The company said that 22 of the accounts were linked to Facebook pages and profiles that Facebook had turned over as a part of its analysis of foreign influence on its social media platform. Twitter noted that it immediately deleted the linked accounts that were not already suspended. 

But it's not clear how many Twitter accounts not linked to Russian-tied Facebook accounts could also be connected to Russian electors influence.

Twitter said that of the remaining 179 accounts, it “took action on the ones we found in violation of our rules.”

None of the 201 accounts were registered as advertisers on Twitter, according to the company.

Twitter also shared that Russia Today, a Russian propaganda news outlet that distributes content in the U.S. and other countries, had used the platform to buy advertisements targeted to U.S. markets in 2016.  Three RT accounts, @RT_com, @RT_America, and @ActualidadRT, purchased $274,100 ads on Twitter.

The money went towards 1,823 promoted tweets, “directed at followers of mainstream media,” Twitter’s public policy team said.

Twitter met with Senate and House Intelligence Committees on Thursday to brief lawmakers and staff on the company's findings in regard to potential election interference by foreign actors.

On Thursday, the Senate Intelligence Committee invited Twitter and Google to testify at a public hearing over Russian interference on Nov. 1 sources with knowledge of the matter told The Hill.
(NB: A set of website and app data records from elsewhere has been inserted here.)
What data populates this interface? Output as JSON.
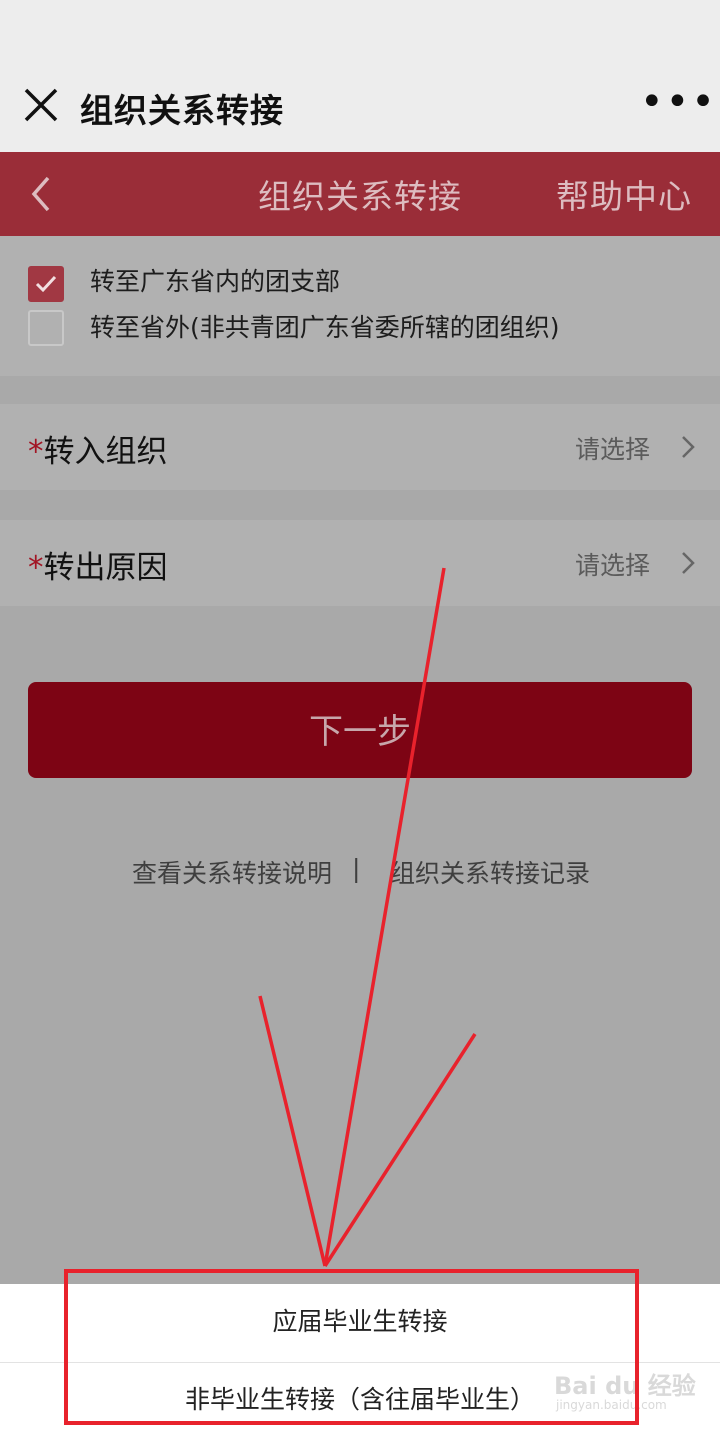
{
  "wechat_header": {
    "title": "组织关系转接",
    "more": "•••"
  },
  "app_header": {
    "title": "组织关系转接",
    "help": "帮助中心"
  },
  "options": [
    {
      "label": "转至广东省内的团支部",
      "checked": true
    },
    {
      "label": "转至省外(非共青团广东省委所辖的团组织)",
      "checked": false
    }
  ],
  "form": {
    "rows": [
      {
        "required_mark": "*",
        "label": "转入组织",
        "placeholder": "请选择"
      },
      {
        "required_mark": "*",
        "label": "转出原因",
        "placeholder": "请选择"
      }
    ]
  },
  "next_button": "下一步",
  "links": {
    "view_instructions": "查看关系转接说明",
    "separator": "|",
    "records": "组织关系转接记录"
  },
  "action_sheet": {
    "options": [
      "应届毕业生转接",
      "非毕业生转接（含往届毕业生）"
    ]
  },
  "watermark": {
    "text": "Bai du 经验",
    "sub": "jingyan.baidu.com"
  },
  "colors": {
    "brand_red": "#9a2d38",
    "button_red": "#7d0414",
    "annotation_red": "#e8222c"
  }
}
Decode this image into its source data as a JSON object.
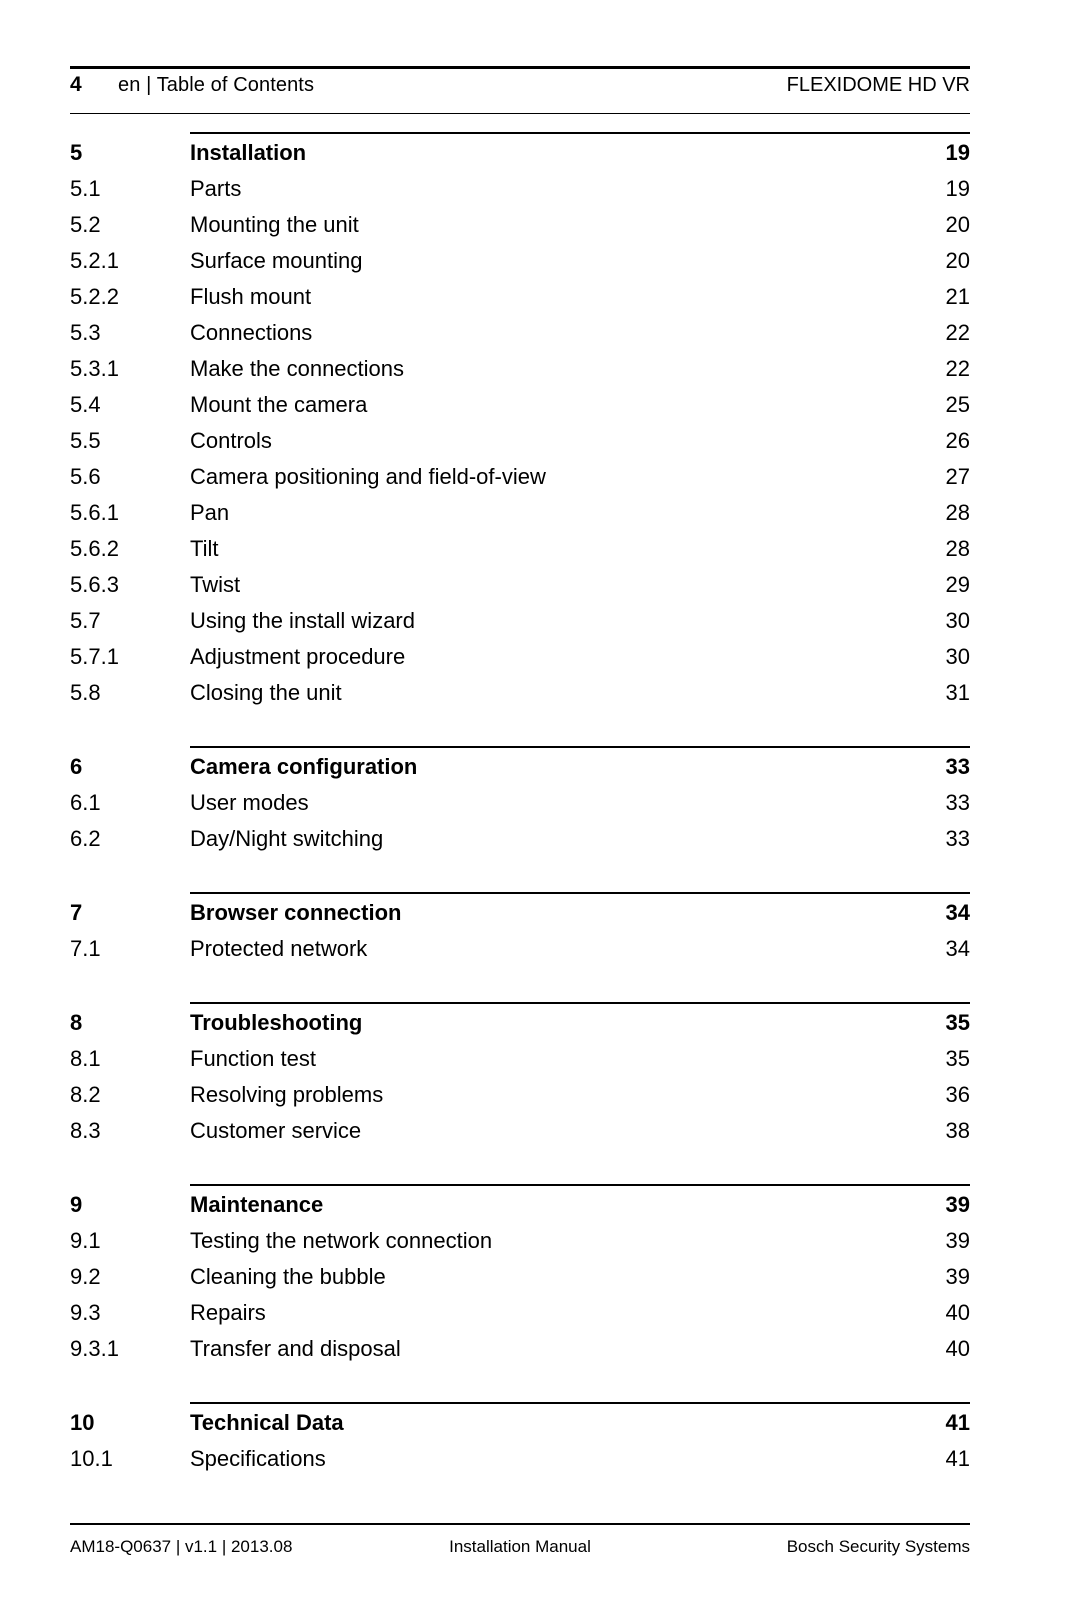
{
  "header": {
    "page_number": "4",
    "left_text": "en | Table of Contents",
    "right_text": "FLEXIDOME HD VR"
  },
  "toc": {
    "blocks": [
      {
        "rows": [
          {
            "level": 1,
            "number": "5",
            "title": "Installation",
            "page": "19"
          },
          {
            "level": 2,
            "number": "5.1",
            "title": "Parts",
            "page": "19"
          },
          {
            "level": 2,
            "number": "5.2",
            "title": "Mounting the unit",
            "page": "20"
          },
          {
            "level": 3,
            "number": "5.2.1",
            "title": "Surface mounting",
            "page": "20"
          },
          {
            "level": 3,
            "number": "5.2.2",
            "title": "Flush mount",
            "page": "21"
          },
          {
            "level": 2,
            "number": "5.3",
            "title": "Connections",
            "page": "22"
          },
          {
            "level": 3,
            "number": "5.3.1",
            "title": "Make the connections",
            "page": "22"
          },
          {
            "level": 2,
            "number": "5.4",
            "title": "Mount the camera",
            "page": "25"
          },
          {
            "level": 2,
            "number": "5.5",
            "title": "Controls",
            "page": "26"
          },
          {
            "level": 2,
            "number": "5.6",
            "title": "Camera positioning and field-of-view",
            "page": "27"
          },
          {
            "level": 3,
            "number": "5.6.1",
            "title": "Pan",
            "page": "28"
          },
          {
            "level": 3,
            "number": "5.6.2",
            "title": "Tilt",
            "page": "28"
          },
          {
            "level": 3,
            "number": "5.6.3",
            "title": "Twist",
            "page": "29"
          },
          {
            "level": 2,
            "number": "5.7",
            "title": "Using the install wizard",
            "page": "30"
          },
          {
            "level": 3,
            "number": "5.7.1",
            "title": "Adjustment procedure",
            "page": "30"
          },
          {
            "level": 2,
            "number": "5.8",
            "title": "Closing the unit",
            "page": "31"
          }
        ]
      },
      {
        "rows": [
          {
            "level": 1,
            "number": "6",
            "title": "Camera configuration",
            "page": "33"
          },
          {
            "level": 2,
            "number": "6.1",
            "title": "User modes",
            "page": "33"
          },
          {
            "level": 2,
            "number": "6.2",
            "title": "Day/Night switching",
            "page": "33"
          }
        ]
      },
      {
        "rows": [
          {
            "level": 1,
            "number": "7",
            "title": "Browser connection",
            "page": "34"
          },
          {
            "level": 2,
            "number": "7.1",
            "title": "Protected network",
            "page": "34"
          }
        ]
      },
      {
        "rows": [
          {
            "level": 1,
            "number": "8",
            "title": "Troubleshooting",
            "page": "35"
          },
          {
            "level": 2,
            "number": "8.1",
            "title": "Function test",
            "page": "35"
          },
          {
            "level": 2,
            "number": "8.2",
            "title": "Resolving problems",
            "page": "36"
          },
          {
            "level": 2,
            "number": "8.3",
            "title": "Customer service",
            "page": "38"
          }
        ]
      },
      {
        "rows": [
          {
            "level": 1,
            "number": "9",
            "title": "Maintenance",
            "page": "39"
          },
          {
            "level": 2,
            "number": "9.1",
            "title": "Testing the network connection",
            "page": "39"
          },
          {
            "level": 2,
            "number": "9.2",
            "title": "Cleaning the bubble",
            "page": "39"
          },
          {
            "level": 2,
            "number": "9.3",
            "title": "Repairs",
            "page": "40"
          },
          {
            "level": 3,
            "number": "9.3.1",
            "title": "Transfer and disposal",
            "page": "40"
          }
        ]
      },
      {
        "rows": [
          {
            "level": 1,
            "number": "10",
            "title": "Technical Data",
            "page": "41"
          },
          {
            "level": 2,
            "number": "10.1",
            "title": "Specifications",
            "page": "41"
          }
        ]
      }
    ]
  },
  "footer": {
    "left_text": "AM18-Q0637 | v1.1 | 2013.08",
    "center_text": "Installation Manual",
    "right_text": "Bosch Security Systems"
  }
}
A Facebook spokesperson confirmed that the social media giant was also invited.

The House is set to hold a similar hearing and wants all three companies to testify there as well, according to a Congressional aide. Both committees say that they want the companies to share more details publicly on the extent of foreign election influence that may have occurred on their platforms.

Twitter says that it will continue to beef up its defense against interference from foreign actors, “including malicious automated accounts and spam, as well as other activities that violate our Terms of Service,” and keep discussing the matter with federal investigators.